▸ **TRY IT**
If a line in the entries below includes "score", show that line.

※ ※ ※

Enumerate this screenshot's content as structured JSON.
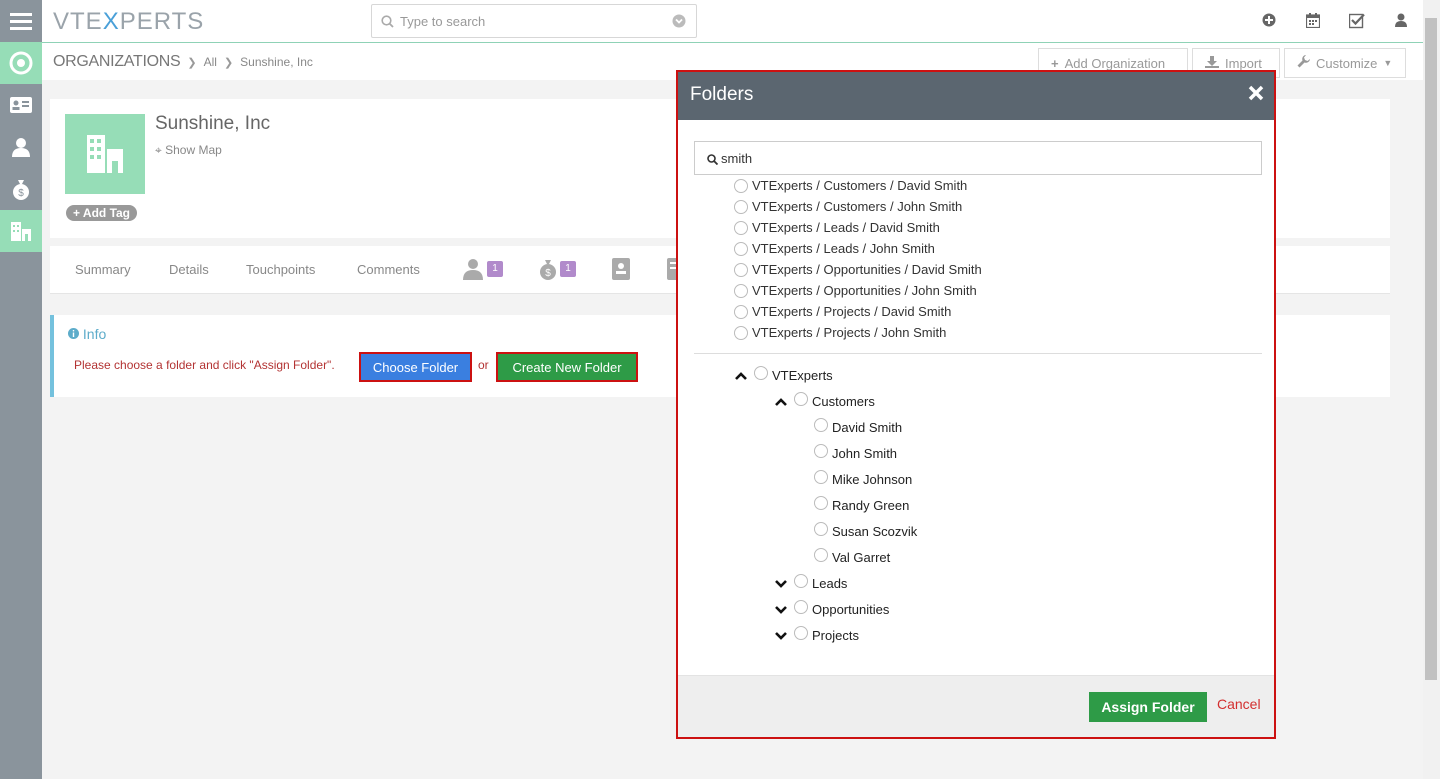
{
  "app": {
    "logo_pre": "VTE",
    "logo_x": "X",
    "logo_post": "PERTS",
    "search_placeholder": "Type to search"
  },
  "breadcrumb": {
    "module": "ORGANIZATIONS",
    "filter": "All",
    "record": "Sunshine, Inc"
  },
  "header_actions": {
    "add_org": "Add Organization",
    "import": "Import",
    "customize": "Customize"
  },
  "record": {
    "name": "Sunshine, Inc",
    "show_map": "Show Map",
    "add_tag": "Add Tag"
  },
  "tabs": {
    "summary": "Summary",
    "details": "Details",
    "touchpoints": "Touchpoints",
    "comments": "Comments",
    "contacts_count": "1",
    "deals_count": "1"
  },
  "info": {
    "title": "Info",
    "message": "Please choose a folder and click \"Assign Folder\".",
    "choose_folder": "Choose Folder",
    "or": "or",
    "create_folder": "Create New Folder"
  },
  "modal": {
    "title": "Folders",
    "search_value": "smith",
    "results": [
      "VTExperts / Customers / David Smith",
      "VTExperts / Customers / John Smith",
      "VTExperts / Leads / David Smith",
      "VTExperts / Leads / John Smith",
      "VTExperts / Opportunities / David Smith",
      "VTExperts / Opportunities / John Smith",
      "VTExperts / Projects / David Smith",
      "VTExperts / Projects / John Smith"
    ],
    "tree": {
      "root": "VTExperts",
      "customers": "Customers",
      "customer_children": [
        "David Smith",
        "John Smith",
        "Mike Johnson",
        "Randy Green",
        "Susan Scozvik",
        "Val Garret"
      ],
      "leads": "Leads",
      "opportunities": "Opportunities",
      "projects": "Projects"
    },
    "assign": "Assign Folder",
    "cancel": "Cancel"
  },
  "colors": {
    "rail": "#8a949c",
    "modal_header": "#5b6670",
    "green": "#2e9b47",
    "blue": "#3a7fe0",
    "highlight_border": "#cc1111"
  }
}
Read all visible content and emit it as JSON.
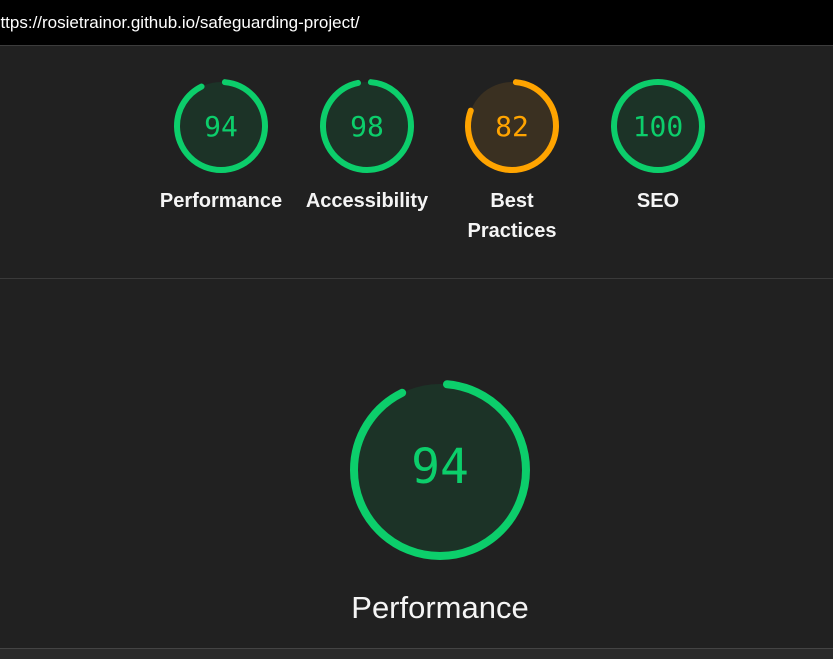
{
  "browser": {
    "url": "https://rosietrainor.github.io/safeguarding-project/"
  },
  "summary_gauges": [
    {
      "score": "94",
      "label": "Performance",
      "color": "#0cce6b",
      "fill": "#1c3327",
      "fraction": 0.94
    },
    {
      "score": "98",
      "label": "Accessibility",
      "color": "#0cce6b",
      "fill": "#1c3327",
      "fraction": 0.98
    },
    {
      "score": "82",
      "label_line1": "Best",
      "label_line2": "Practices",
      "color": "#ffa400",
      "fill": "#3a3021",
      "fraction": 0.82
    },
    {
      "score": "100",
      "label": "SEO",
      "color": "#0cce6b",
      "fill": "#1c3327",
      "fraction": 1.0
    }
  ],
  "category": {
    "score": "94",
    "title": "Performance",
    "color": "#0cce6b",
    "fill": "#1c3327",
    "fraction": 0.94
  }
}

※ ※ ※

▸ **FINAL ANSWER**
      "score": "94",
      "score": "98",
      "score": "82",
      "score": "100",
    "score": "94",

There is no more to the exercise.